“Obscured by clouds” refers to the mystical paradise region glimpsed in the distance at the end of the film. Pink Floyd named their album for it after falling out with the film’s production company.
Zabriskie Point (1970)
(Tuesday, September 12, 9.10pm) The only film Michaelangelo Antonioni shot in America, Zabriskie Point (1970) was a box-office disaster, but it now looks revelatory as a documentary-style counter-cultural drama. Sam Shepard contributed to the screenplay, and it clearly fueled his collaboration with Wim Wenders on Paris, Texas, as well as Bruno Dumont’s anti-Valentine to America, Twentynine Palms, perhaps even Terrence Malick’s Badlands.
Mark (Mark Frechette), an apolitical student with his own methods of radical action, walks out of an L.A. campus strike meeting but participates in the ensuing riot, during which a policeman is shot. He then steals a private Cessna from Hawthorne airport and flies east to Death Valley. He starts to swoop down and buzz a young secretary, Daria (Daria Helprin), who’s driving to Phoenix, ostensibly to meet her boss (Rod Taylor), a real-estate mogul who’s selling off tracts of the desert.

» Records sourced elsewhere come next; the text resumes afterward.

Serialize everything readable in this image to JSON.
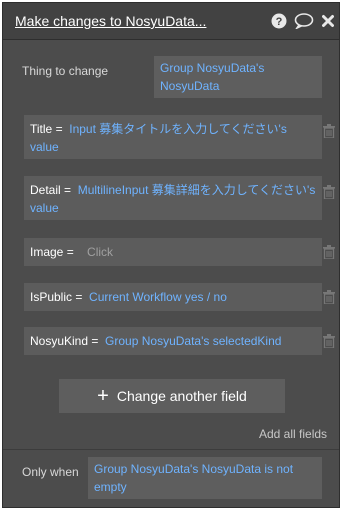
{
  "header": {
    "title": "Make changes to NosyuData...",
    "icons": [
      "help-icon",
      "comment-icon",
      "close-icon"
    ]
  },
  "thing_to_change": {
    "label": "Thing to change",
    "value": "Group NosyuData's NosyuData"
  },
  "fields": [
    {
      "name": "Title",
      "value": "Input 募集タイトルを入力してください's value"
    },
    {
      "name": "Detail",
      "value": "MultilineInput 募集詳細を入力してください's value"
    },
    {
      "name": "Image",
      "placeholder": "Click"
    },
    {
      "name": "IsPublic",
      "value": "Current Workflow yes / no"
    },
    {
      "name": "NosyuKind",
      "value": "Group NosyuData's selectedKind"
    }
  ],
  "buttons": {
    "change_another": "Change another field",
    "add_all": "Add all fields"
  },
  "only_when": {
    "label": "Only when",
    "value": "Group NosyuData's NosyuData is not empty"
  },
  "colors": {
    "panel_bg": "#4c4c4c",
    "header_bg": "#424242",
    "value_text": "#6fb3ff"
  }
}
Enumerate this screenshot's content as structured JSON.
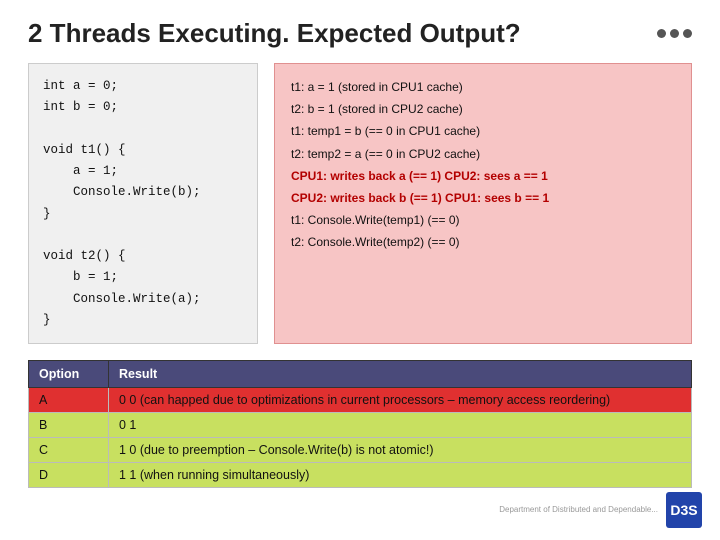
{
  "title": "2 Threads Executing. Expected Output?",
  "dots": [
    "●",
    "●",
    "●"
  ],
  "code": "int a = 0;\nint b = 0;\n\nvoid t1() {\n    a = 1;\n    Console.Write(b);\n}\n\nvoid t2() {\n    b = 1;\n    Console.Write(a);\n}",
  "output_lines": [
    {
      "text": "t1: a = 1 (stored in CPU1 cache)",
      "highlight": false
    },
    {
      "text": "t2: b = 1 (stored in CPU2 cache)",
      "highlight": false
    },
    {
      "text": "t1: temp1 = b (== 0 in CPU1 cache)",
      "highlight": false
    },
    {
      "text": "t2: temp2 = a (== 0 in CPU2 cache)",
      "highlight": false
    },
    {
      "text": "CPU1: writes back a (== 1) CPU2: sees a == 1",
      "highlight": true
    },
    {
      "text": "CPU2: writes back b (== 1) CPU1: sees b == 1",
      "highlight": true
    },
    {
      "text": "t1: Console.Write(temp1) (== 0)",
      "highlight": false
    },
    {
      "text": "t2: Console.Write(temp2) (== 0)",
      "highlight": false
    }
  ],
  "table": {
    "headers": [
      "Option",
      "Result"
    ],
    "rows": [
      {
        "option": "A",
        "result": "0 0 (can happed due to optimizations in current processors – memory access reordering)",
        "type": "red"
      },
      {
        "option": "B",
        "result": "0 1",
        "type": "green"
      },
      {
        "option": "C",
        "result": "1 0 (due to preemption – Console.Write(b) is not atomic!)",
        "type": "green"
      },
      {
        "option": "D",
        "result": "1 1 (when running simultaneously)",
        "type": "green"
      }
    ]
  },
  "footer": {
    "dept_text": "Department of\nDistributed and\nDependable...",
    "logo_text": "D3S"
  }
}
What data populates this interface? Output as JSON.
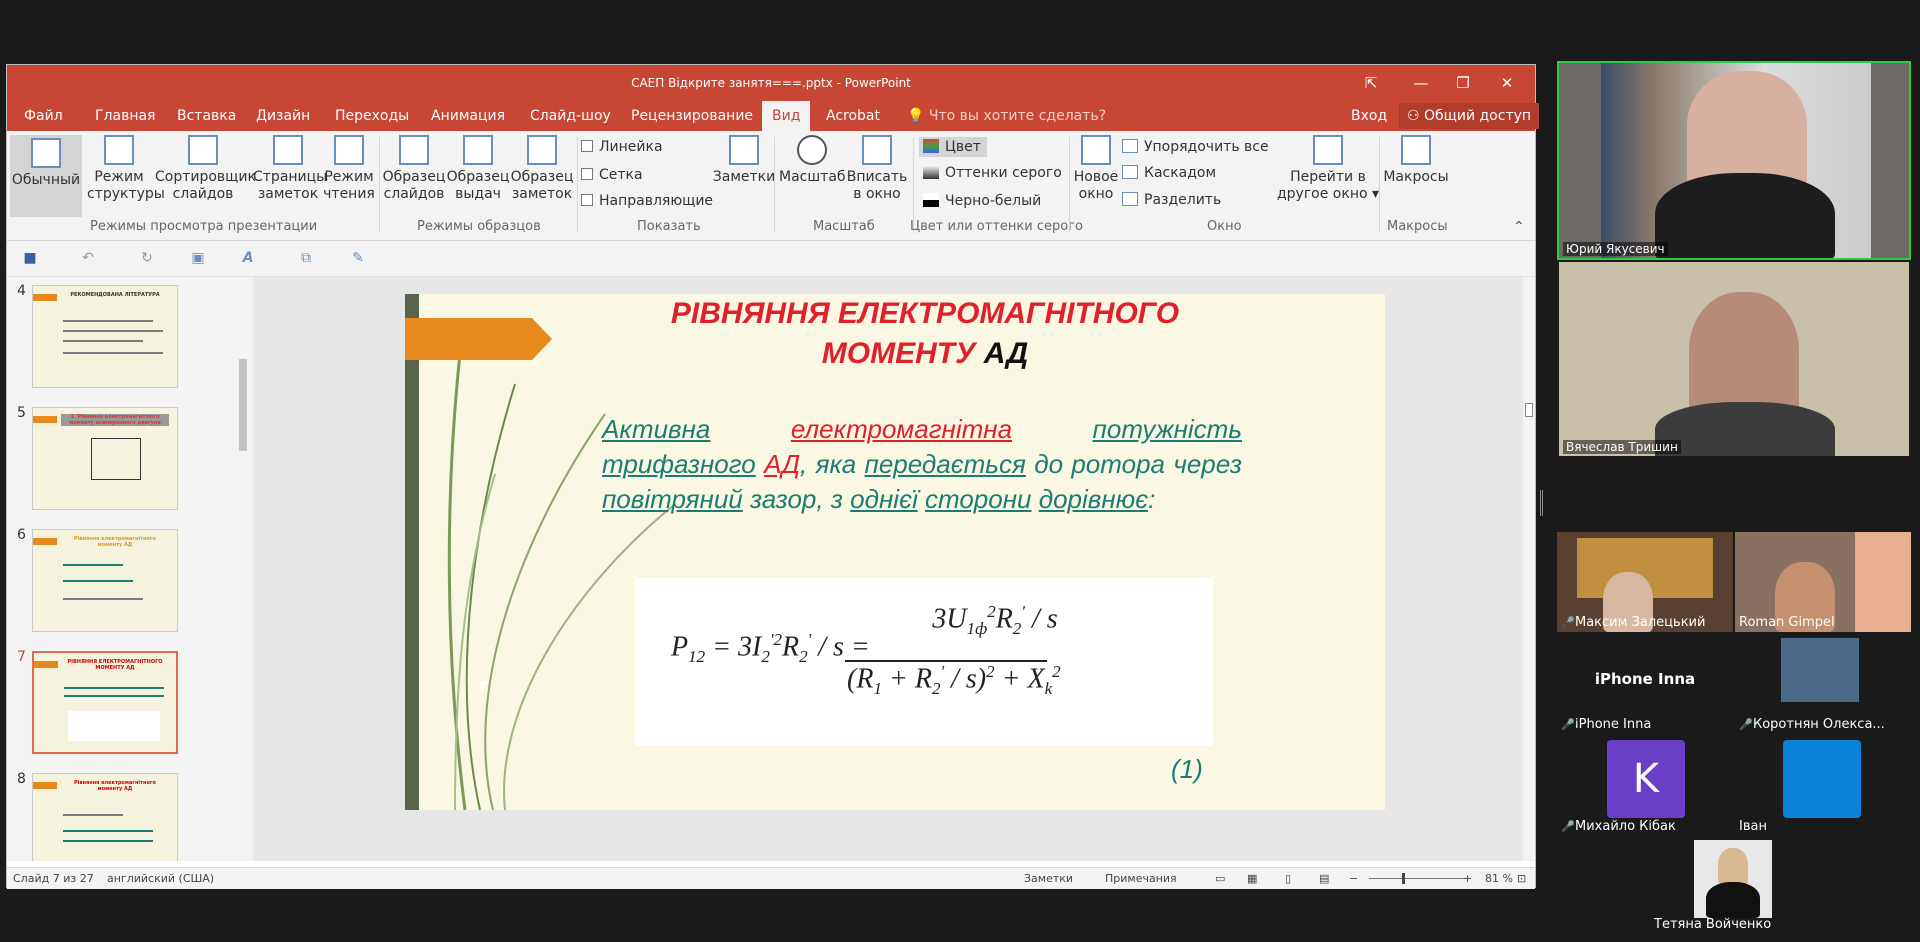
{
  "window": {
    "title": "САЕП Відкрите занятя===.pptx - PowerPoint"
  },
  "tabs": [
    "Файл",
    "Главная",
    "Вставка",
    "Дизайн",
    "Переходы",
    "Анимация",
    "Слайд-шоу",
    "Рецензирование",
    "Вид",
    "Acrobat"
  ],
  "active_tab": "Вид",
  "tell_me": "Что вы хотите сделать?",
  "sign_in": "Вход",
  "share": "Общий доступ",
  "ribbon": {
    "views": {
      "normal": "Обычный",
      "outline_1": "Режим",
      "outline_2": "структуры",
      "sorter_1": "Сортировщик",
      "sorter_2": "слайдов",
      "notes_1": "Страницы",
      "notes_2": "заметок",
      "reading_1": "Режим",
      "reading_2": "чтения",
      "group": "Режимы просмотра презентации"
    },
    "masters": {
      "slide_1": "Образец",
      "slide_2": "слайдов",
      "handout_1": "Образец",
      "handout_2": "выдач",
      "notes_1": "Образец",
      "notes_2": "заметок",
      "group": "Режимы образцов"
    },
    "show": {
      "ruler": "Линейка",
      "grid": "Сетка",
      "guides": "Направляющие",
      "notes": "Заметки",
      "group": "Показать"
    },
    "zoom": {
      "zoom": "Масштаб",
      "fit_1": "Вписать",
      "fit_2": "в окно",
      "group": "Масштаб"
    },
    "color": {
      "color": "Цвет",
      "gray": "Оттенки серого",
      "bw": "Черно-белый",
      "group": "Цвет или оттенки серого"
    },
    "window": {
      "new_1": "Новое",
      "new_2": "окно",
      "arrange": "Упорядочить все",
      "cascade": "Каскадом",
      "split": "Разделить",
      "switch_1": "Перейти в",
      "switch_2": "другое окно",
      "group": "Окно"
    },
    "macros": {
      "macros": "Макросы",
      "group": "Макросы"
    }
  },
  "thumbnails": [
    {
      "num": "4",
      "title": "РЕКОМЕНДОВАНА ЛІТЕРАТУРА"
    },
    {
      "num": "5",
      "title": "1. Рівняння електромагнітного моменту асинхронного двигуна"
    },
    {
      "num": "6",
      "title": "Рівняння електромагнітного моменту АД"
    },
    {
      "num": "7",
      "title": "РІВНЯННЯ ЕЛЕКТРОМАГНІТНОГО МОМЕНТУ АД"
    },
    {
      "num": "8",
      "title": "Рівняння електромагнітного моменту АД"
    }
  ],
  "current_slide": "7",
  "slide": {
    "title_red_1": "РІВНЯННЯ ЕЛЕКТРОМАГНІТНОГО",
    "title_red_2": "МОМЕНТУ ",
    "title_black": "АД",
    "body": {
      "w1": "Активна",
      "w2": "електромагнітна",
      "w3": "потужність",
      "w4": "трифазного",
      "w5": "АД",
      "w6": ", яка ",
      "w7": "передається",
      "w8": " до ротора",
      "w9": "через ",
      "w10": "повітряний",
      "w11": " зазор, з ",
      "w12": "однієї",
      "w13": " ",
      "w14": "сторони",
      "w15": "дорівнює",
      "w16": ":"
    },
    "formula_lhs": "P",
    "formula_number": "(1)"
  },
  "status": {
    "slide_count": "Слайд 7 из 27",
    "language": "английский (США)",
    "notes": "Заметки",
    "comments": "Примечания",
    "zoom": "81 %"
  },
  "participants": [
    {
      "name": "Юрий Якусевич",
      "speaking": true
    },
    {
      "name": "Вячеслав Тришин",
      "speaking": false
    },
    {
      "name": "Максим Залецький",
      "muted": true
    },
    {
      "name": "Roman Gimpel",
      "muted": false
    },
    {
      "name": "iPhone Inna",
      "muted": true,
      "center_label": "iPhone Inna"
    },
    {
      "name": "Коротнян Олекса...",
      "muted": true
    },
    {
      "name": "Михайло Кібак",
      "muted": true,
      "initial": "K"
    },
    {
      "name": "Іван",
      "muted": false
    },
    {
      "name": "Тетяна Войченко",
      "muted": false
    }
  ],
  "colors": {
    "accent": "#c74634",
    "slide_title": "#e0202a",
    "slide_text": "#1c7d74",
    "speaker_border": "#2ecc40"
  }
}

After Mark has descended, they drive to Zabriskie Point and make love alongside many other naked couples (as probably fantasized by Daria). The police mete out justice to Mark on his return to Hawthorne. As if in revenge, Daria imagines blowing up her boss and his fellow executives in his Berchtesgaden-like retreat near Phoenix. Antonioni rejected the music Pink Floyd wrote for this powerful anti-capitalist sequence, replacing it instead with a re-recording of “Careful With That Axe, Eugene.” The Grateful Dead, the Rolling Stones, John Fahey, Patti Page, and Roy Orbison also feature on the soundtrack.
Dave Gilmour Live at Pompeii (2017)
(Wednesday, September 14, 7pm) Forty-five years after Pink Floyd played Pompeii, Gilmour returned, on July 7 and 8, 2016, to the Roman amphitheater to perform two shows—in the vein of Pink Floyd’s audio-visual extravaganzas—in front of crowds of 2,600. Among the songs he performed were “The Great Gig in the Sky” (as a tribute to the late Rick Wright), “Comfortably Numb,” “Wish You Were Here,” “Shine on You Crazy Diamond,” “Money,” “High Hopes,” and “One of These Days”—the only number reprised from 1971. Floyd-ophiles can appreciate the symmetry between the circular amphitheater and the familiar cyclorama screen that stands behind the band. The DVD and Blu-ray concert film is released on September 29.